The Kings were moving from Marietta,Georgia to the Chicago area when they responded to a Chicago Tribune ad for a houseowned by the Civiks. Barbara Civik managed the rental house. Eric King, who isAfrican-American; Beth King, who is white; and their 20-month-old daughter went to see theproperty on March 17th, 1998.
Barbara Civik showed the house to the Kings. However, when the couple called back onthe same day saying that they wanted to sign a lease, Civik allegedly told them she wouldnot rent to an interracial couple. Civik said that she would not rent to them because shefeared for their safety, implying that the neighbors might attack them.
Landlord told interracial couple that other towns were "more accepting of thatkind of thing"
Barbara Civik also said that she was afraid neighbors would damage the property becausethe Kings were an interracial couple. According to the Kings, Civik tried to steer them tothe Chicago suburbs of Oak Park or Maywood because, as Civik allegedly told them,"They are more accepting of that kind of thing (interracial couples) there."

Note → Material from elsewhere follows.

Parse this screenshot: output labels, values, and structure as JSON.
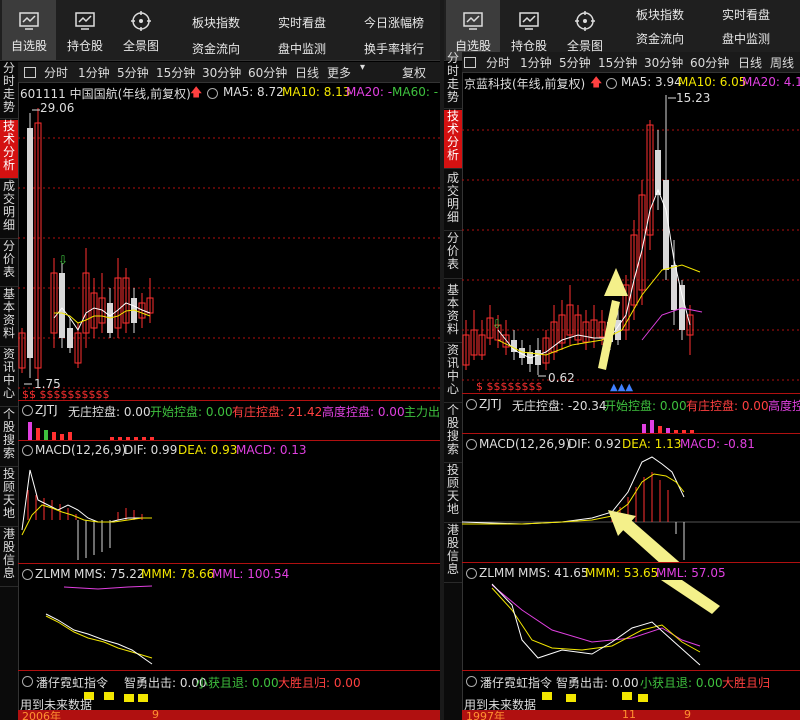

Eric King said that he could not believe what Civik had said. "I was just shockedby her blatancy," King said concerning Civik's comments. Beth King remarked that sheand Eric had lived in the South together for more than 11 years and had never faced thekind of overt discrimination they faced on their first trip to the Midwest.

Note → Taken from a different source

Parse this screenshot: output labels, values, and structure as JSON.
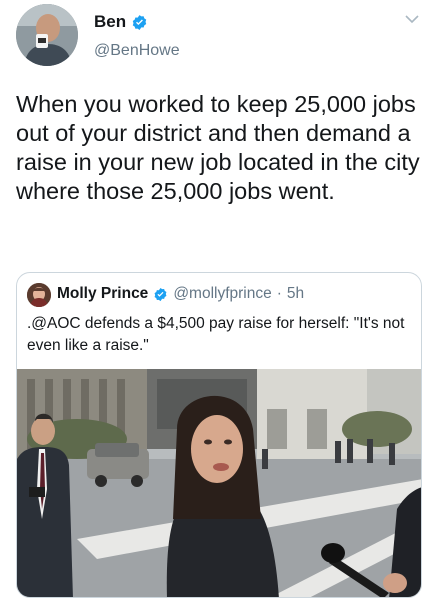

Landlord turned away each African-American tester
The Kings filed a complaint with HUD. HUD contacted HOPE and asked the organization toconduct rental tests. HOPE sent testers acting as prospective tenants to two of theCiviks' properties, including the one the Kings had tried to rent. HOPE conducted severaltests between March 18 and March 20. They allege that Barbara
Civik told each African-American tester that she was "not a racist" but thatshe was concerned for the safety of the applicant and concerned about damage to herproperty.
HOPE and the Kings contacted Jeffrey Taren, a Chicago attorney with more than 20 yearsof fair housing experience. Taren agreed to represent HOPE and the Kings in the HUDproceedings. HUD quickly arranged and mediated a conciliation conference with the parties.The Civiks agreed to settle. Beyond the monetary payments to the Kings and to HOPE, theCiviks also agreed to affirmatively market their rental properties and to attend fairhousing training.
"This victory is the result of a partnership between HUD and HOPE Fair HousingCenter, working together to uncover and eliminate illegal housing discrimination wheneverand wherever it occurs," said Bernard Kleina, HOPE Executive Director. "Thissuccessful ongoing partnership brings hope to many who are victimized by housingdiscrimination." HOPE, which receives HUD Fair Housing Initiative Program grants tofight housing discrimination, serves DuPage, Kane and 28 other counties in northern andnorth central Illinois.
Acts of discrimination forced family to stay apart while father stayed in temporaryhousing
After the problems in renting the house from the Civiks, Beth King and her daughterstayed behind in Georgia while Eric, an area sales manager, stayed in the Chicago area intemporary housing. The Kings just recently purchased a home in the Chicago area.
"The message of this settlement is that housing discrimination does not pay,"HUD Secretary Andrew Cuomo said. "Such acts are outrageous, illegal and intolerable.We will not allow illegal discrimination to stop families across this nation from livingin any home, in any apartment or in any neighborhood they can afford."